Bryce Dessner is one of the most sought-after composers of his generation, with a rapidly expanding catalog of works commissioned by leading ensembles. Known to many as a guitarist with The National, he is also active as a curator – a vital force in the flourishing realm of new creative music. His orchestral, chamber, and vocal compositions have been commissioned by the Los Angeles Philharmonic, Ensemble Intercontemporain, Metropolitan Museum of Art (for the New York Philharmonic), Kronos Quartet, BAM Next Wave Festival, Barbican Centre, Edinburgh International Festival, Sydney Festival, eighth blackbird, So Percussion, New York City Ballet, and many others. He has curated Mountains and Waves at the Barbican, and founded MusicNOW in Cincinnati. Dessner now resides in Paris and has been increasingly active composing for major European ensembles and soloists. Last fall he premiered a new piece entitled Wires commissioned for Ensemble Intercontemporain and Matthias Pintscher, as well as recent solo works for violinists Pekka Kuusisto and Jennifer Koh, and a concerto for renowned pianists Katia and Marielle Labeque.

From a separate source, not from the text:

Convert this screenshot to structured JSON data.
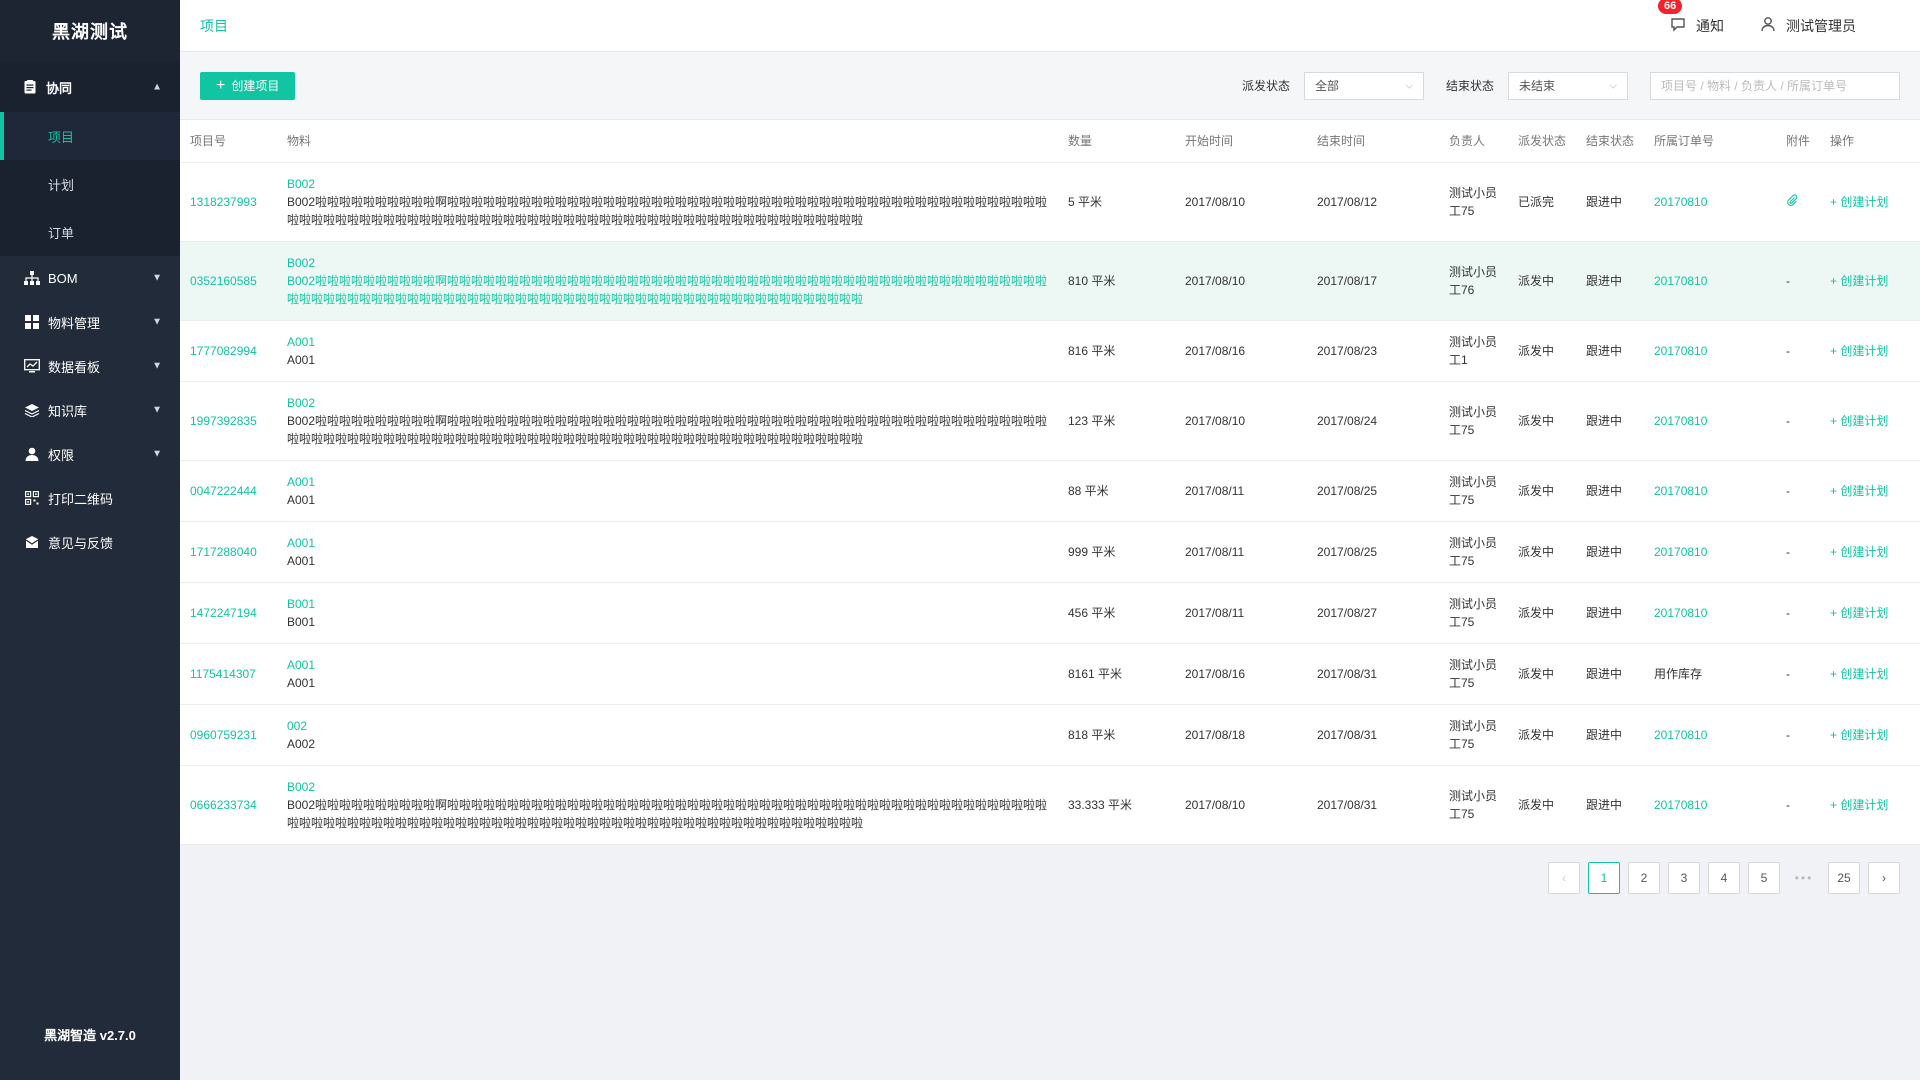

Dessner’s Réponse Lutosławski was written as an homage to Witold Lutosławskı͛ ’s composition for string orchestra, Musique funèbre. “This was an amazing process of discovering one of the 20th century’s great musical minds and allowing his adventurous spirit to influence my own musical decisions,” Dessner says. “I like to think that his music opened a window in a certain direction for me, or pushed open a door, through which I could then pass and take my journey with the music.”